Mobile Technology: The Future is Now

Mobile Technology continues to advance at a relentless pace and the hotel industry continues to adapt. Hotel guests have shown a strong preference for mobile self-service - from checking-in/out at a hotel kiosk, to ordering room service, making dinner reservations, booking spa treatments, and managing laundry/dry cleaning services. And they also enjoy the convenience of paying for these services with smart phone mobile payments. In addition, some hotels have adopted a “concierge in your pocket” concept. Through a proprietary hotel app, guests can access useful information such as local entertainment venues, tourist attractions, event calendars, and medical facilities and services. In-room entertainment continues to be a key factor, as guests insist on the capacity to plug in their own mobile devices to customize their entertainment choices. Mobile technology also allows for greater marketing opportunities. For example, many hotels have adopted the use of “push notifications” - sending promotions, discounts and special event messages to guests based on their property location, purchase history, profiles, etc. Near field communication (NFC) technology is also being utilized to support applications such as opening room doors, earning loyalty points, renting a bike, accessing a rental car, and more. Finally, some hotels have adopted more futuristic technology. Robots are in use that have the ability to move between floors to deliver room service requests for all kinds of items - food, beverages, towels, toothbrushes, chargers and snacks. And infrared scanners are being used by housekeeping staff that can detect body heat within a room, alerting staff that the room is occupied and they should come back at a later time.
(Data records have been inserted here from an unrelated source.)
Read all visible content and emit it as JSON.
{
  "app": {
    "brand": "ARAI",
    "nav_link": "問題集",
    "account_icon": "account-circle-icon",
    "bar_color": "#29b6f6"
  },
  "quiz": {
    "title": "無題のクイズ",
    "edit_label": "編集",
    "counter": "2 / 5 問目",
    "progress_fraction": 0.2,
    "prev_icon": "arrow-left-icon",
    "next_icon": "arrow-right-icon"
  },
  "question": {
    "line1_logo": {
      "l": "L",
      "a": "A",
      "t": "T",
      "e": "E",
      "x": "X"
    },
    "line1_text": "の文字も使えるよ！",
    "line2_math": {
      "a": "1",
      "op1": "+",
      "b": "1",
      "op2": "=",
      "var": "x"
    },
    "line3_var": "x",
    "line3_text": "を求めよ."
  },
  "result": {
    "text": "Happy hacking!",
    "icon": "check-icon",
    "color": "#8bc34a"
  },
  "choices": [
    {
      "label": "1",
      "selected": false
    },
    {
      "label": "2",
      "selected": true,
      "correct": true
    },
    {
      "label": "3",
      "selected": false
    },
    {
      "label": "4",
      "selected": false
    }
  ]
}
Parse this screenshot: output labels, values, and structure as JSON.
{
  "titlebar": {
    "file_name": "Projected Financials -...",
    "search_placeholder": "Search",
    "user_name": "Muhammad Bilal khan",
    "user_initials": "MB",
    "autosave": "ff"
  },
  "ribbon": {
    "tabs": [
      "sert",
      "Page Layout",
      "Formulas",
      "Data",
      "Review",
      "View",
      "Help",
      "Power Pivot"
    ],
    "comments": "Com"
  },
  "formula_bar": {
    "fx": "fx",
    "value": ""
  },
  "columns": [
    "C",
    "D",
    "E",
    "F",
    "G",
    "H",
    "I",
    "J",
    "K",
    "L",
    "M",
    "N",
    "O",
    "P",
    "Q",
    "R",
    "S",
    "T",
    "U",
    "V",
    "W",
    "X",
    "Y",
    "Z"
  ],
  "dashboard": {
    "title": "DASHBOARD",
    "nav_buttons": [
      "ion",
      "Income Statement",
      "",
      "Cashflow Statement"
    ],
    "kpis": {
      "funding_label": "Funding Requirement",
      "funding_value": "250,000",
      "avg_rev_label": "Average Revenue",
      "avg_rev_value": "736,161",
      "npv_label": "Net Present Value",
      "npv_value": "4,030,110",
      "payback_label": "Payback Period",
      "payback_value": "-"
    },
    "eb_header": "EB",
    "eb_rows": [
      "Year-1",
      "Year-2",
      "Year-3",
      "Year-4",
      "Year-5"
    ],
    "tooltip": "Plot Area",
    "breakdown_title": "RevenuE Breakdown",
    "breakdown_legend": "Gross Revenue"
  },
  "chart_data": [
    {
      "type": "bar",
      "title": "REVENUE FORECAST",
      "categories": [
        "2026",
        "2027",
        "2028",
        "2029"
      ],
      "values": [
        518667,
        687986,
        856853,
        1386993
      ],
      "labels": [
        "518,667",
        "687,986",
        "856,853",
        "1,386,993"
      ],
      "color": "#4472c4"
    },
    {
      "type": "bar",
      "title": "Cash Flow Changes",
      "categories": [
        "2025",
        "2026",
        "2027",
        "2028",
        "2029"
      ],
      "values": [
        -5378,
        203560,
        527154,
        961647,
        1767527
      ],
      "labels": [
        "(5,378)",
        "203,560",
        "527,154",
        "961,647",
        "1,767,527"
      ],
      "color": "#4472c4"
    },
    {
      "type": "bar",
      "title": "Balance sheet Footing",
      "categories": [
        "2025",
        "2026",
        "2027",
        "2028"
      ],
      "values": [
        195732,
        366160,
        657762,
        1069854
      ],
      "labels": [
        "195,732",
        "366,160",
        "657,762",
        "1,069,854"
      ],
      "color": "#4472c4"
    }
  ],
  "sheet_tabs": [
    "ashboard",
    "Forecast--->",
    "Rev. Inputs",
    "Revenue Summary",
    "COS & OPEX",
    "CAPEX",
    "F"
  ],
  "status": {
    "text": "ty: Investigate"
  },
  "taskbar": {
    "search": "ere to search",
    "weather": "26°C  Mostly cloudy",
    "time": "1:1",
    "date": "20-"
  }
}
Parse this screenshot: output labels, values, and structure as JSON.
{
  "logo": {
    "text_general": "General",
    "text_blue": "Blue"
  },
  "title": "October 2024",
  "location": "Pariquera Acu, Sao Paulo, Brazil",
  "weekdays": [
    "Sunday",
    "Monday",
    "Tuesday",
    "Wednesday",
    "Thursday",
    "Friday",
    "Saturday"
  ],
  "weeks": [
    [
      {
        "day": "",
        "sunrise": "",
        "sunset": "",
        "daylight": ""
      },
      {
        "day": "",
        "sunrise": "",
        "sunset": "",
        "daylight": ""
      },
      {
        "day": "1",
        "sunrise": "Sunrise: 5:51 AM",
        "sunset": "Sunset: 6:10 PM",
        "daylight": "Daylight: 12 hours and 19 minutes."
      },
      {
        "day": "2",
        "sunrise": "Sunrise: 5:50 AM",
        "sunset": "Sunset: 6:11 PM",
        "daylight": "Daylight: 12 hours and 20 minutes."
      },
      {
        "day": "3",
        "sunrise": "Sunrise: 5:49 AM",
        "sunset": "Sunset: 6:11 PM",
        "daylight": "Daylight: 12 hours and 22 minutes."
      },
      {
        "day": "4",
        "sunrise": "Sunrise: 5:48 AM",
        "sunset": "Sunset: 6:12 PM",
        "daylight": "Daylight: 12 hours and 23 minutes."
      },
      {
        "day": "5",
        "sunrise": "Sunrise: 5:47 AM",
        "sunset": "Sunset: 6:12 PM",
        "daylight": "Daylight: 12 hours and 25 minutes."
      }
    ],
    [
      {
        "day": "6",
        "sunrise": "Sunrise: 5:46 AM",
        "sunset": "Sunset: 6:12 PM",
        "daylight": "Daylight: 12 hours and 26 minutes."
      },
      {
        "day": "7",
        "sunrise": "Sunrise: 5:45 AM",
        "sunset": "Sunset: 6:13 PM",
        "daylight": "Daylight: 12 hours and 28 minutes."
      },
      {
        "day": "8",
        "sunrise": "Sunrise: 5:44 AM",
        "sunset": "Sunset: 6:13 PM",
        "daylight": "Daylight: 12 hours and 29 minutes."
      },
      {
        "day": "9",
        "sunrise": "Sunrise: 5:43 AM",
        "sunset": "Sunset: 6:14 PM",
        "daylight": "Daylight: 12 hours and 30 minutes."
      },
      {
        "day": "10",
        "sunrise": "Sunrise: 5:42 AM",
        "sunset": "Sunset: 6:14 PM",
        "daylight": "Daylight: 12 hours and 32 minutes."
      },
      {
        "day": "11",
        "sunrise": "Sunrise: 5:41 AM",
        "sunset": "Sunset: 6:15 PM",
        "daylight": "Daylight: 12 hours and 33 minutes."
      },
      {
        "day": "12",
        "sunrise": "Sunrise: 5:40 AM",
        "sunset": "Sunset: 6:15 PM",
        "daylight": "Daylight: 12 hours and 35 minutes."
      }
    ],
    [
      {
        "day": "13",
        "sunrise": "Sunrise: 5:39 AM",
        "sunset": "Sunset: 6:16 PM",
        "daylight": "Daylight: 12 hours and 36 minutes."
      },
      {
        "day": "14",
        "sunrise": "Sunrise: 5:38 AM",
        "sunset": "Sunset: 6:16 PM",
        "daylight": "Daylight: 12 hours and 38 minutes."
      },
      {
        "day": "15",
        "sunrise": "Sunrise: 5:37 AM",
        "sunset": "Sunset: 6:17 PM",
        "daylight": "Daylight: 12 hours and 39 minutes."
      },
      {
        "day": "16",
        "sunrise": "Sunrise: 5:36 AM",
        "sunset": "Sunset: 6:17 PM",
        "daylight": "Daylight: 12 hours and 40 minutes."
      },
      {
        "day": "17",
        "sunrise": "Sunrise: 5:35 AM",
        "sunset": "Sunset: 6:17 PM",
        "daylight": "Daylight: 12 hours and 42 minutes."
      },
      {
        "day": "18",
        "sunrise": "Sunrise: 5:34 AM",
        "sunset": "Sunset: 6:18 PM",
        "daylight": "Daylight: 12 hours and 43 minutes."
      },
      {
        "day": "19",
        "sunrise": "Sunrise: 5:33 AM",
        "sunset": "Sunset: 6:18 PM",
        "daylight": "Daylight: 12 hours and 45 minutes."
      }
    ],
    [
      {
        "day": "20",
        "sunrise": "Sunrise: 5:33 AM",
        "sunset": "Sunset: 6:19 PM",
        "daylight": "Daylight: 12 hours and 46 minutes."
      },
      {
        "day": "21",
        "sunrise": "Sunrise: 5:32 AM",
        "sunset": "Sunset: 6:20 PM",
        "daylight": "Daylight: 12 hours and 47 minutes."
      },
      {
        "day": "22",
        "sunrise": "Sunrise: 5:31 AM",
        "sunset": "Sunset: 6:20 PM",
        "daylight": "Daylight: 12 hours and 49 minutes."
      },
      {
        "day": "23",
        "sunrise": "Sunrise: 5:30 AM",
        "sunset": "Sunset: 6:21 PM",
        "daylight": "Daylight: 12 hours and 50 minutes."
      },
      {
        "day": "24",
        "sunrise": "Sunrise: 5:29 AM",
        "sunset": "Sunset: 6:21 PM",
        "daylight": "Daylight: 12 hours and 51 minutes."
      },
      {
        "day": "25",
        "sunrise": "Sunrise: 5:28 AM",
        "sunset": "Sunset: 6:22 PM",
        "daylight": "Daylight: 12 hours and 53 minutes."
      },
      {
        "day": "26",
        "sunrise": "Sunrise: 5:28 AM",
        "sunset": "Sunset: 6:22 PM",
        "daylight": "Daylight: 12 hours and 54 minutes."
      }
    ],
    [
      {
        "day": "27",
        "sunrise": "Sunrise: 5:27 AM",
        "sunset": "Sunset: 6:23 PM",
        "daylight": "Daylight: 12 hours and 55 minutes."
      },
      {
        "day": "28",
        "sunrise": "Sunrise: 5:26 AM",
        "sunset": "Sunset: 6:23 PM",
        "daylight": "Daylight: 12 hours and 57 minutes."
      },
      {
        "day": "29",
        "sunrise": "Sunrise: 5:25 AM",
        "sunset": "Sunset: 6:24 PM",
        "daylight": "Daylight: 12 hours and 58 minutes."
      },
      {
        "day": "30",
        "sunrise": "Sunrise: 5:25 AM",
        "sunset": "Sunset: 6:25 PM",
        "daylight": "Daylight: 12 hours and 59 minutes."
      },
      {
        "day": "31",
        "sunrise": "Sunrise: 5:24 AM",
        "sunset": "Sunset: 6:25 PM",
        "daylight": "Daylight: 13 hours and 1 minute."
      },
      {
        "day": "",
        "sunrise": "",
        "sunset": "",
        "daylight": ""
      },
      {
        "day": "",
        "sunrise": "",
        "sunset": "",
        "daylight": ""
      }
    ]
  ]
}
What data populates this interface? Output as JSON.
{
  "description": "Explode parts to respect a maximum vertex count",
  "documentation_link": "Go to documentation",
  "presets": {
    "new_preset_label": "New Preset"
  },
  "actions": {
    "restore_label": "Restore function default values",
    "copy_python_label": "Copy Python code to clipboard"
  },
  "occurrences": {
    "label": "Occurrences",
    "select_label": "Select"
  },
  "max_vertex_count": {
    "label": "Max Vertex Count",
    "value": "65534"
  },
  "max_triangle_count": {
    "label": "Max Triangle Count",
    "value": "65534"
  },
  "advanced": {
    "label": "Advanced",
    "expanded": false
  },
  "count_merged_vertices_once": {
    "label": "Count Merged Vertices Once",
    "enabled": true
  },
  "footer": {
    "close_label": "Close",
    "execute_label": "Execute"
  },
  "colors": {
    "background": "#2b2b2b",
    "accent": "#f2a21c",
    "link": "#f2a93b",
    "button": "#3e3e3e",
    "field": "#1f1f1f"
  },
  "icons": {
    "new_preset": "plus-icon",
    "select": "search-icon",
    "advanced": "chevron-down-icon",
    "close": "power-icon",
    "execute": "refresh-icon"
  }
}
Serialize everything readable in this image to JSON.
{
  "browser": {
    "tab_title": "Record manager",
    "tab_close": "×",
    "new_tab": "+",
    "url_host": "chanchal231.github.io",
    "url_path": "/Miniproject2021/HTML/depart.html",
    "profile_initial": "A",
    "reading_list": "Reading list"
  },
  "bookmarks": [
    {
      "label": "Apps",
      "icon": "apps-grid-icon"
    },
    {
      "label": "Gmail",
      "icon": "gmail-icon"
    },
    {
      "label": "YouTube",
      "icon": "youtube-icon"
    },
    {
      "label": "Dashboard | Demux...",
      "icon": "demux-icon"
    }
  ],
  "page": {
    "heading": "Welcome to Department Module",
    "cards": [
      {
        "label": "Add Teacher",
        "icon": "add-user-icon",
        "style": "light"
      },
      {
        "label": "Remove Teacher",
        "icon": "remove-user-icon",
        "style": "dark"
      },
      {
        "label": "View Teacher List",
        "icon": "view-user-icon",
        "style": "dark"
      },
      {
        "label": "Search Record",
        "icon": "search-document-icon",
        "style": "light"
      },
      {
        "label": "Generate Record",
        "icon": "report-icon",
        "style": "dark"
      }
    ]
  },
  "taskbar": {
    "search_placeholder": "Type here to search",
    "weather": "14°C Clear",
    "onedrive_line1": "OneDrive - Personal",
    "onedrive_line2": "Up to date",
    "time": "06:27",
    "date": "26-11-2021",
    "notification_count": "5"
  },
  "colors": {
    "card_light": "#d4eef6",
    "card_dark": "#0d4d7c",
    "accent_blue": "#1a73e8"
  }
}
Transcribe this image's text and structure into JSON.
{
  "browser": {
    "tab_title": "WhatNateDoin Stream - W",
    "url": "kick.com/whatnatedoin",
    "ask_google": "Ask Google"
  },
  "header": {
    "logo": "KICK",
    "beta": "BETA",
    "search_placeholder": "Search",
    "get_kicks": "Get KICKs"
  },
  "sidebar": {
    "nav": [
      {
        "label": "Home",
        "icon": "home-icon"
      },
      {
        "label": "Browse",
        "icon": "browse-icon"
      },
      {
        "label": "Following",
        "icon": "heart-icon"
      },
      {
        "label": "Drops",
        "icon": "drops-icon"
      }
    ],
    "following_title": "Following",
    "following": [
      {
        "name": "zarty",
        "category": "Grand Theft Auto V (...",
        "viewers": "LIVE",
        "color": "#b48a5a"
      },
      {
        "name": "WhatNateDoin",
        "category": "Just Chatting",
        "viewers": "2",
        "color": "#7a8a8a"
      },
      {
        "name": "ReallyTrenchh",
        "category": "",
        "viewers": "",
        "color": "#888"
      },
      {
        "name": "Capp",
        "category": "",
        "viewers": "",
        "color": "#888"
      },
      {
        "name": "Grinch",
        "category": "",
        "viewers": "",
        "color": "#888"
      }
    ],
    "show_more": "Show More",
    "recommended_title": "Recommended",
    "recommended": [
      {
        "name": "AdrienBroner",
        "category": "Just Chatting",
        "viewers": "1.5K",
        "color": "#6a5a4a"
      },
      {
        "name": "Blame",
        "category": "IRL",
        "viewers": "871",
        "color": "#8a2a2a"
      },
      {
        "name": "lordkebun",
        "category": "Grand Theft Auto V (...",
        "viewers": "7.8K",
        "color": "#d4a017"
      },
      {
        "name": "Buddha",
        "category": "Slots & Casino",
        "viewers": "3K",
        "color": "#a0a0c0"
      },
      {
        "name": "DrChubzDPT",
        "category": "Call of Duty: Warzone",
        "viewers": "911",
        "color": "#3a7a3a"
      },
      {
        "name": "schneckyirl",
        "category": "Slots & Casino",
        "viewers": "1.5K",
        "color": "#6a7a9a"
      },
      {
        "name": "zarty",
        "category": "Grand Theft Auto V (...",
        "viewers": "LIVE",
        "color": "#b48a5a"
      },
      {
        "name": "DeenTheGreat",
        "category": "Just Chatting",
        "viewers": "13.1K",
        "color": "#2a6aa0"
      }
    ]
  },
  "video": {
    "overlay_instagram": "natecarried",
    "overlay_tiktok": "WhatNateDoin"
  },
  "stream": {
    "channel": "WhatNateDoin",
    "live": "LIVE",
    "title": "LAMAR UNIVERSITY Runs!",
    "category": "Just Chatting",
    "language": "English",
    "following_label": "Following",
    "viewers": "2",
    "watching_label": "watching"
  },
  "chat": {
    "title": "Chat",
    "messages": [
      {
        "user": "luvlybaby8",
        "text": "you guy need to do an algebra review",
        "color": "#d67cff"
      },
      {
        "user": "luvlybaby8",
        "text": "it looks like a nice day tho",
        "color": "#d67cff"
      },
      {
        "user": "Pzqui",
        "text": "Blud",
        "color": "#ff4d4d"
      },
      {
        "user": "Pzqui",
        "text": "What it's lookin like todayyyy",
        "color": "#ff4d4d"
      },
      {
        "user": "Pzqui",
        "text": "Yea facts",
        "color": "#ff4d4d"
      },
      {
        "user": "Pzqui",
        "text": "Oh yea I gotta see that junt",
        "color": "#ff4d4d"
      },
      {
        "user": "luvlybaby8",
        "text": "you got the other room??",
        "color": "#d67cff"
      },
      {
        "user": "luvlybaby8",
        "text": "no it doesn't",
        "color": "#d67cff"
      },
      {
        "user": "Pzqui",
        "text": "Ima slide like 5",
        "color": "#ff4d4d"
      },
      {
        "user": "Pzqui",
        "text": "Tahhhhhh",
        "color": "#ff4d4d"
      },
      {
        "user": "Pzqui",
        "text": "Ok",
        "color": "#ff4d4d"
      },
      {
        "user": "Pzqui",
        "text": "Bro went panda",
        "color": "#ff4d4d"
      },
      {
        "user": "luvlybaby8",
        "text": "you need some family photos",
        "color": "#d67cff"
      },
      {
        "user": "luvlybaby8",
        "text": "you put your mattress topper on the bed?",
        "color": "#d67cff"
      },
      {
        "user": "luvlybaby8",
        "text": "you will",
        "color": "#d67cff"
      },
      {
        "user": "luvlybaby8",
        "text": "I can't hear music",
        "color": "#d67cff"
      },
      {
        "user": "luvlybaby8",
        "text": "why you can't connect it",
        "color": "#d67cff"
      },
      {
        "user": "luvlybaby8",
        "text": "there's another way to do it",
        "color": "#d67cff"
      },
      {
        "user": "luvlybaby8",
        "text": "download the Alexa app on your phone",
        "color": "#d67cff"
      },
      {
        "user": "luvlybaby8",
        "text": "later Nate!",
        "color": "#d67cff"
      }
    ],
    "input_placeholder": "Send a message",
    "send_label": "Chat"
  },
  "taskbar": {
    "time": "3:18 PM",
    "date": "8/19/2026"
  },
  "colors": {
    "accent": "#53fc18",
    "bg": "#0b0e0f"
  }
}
The January Hotel Business Review will report on what some hotels are doing to maximize their opportunities in this exciting mobile technology space.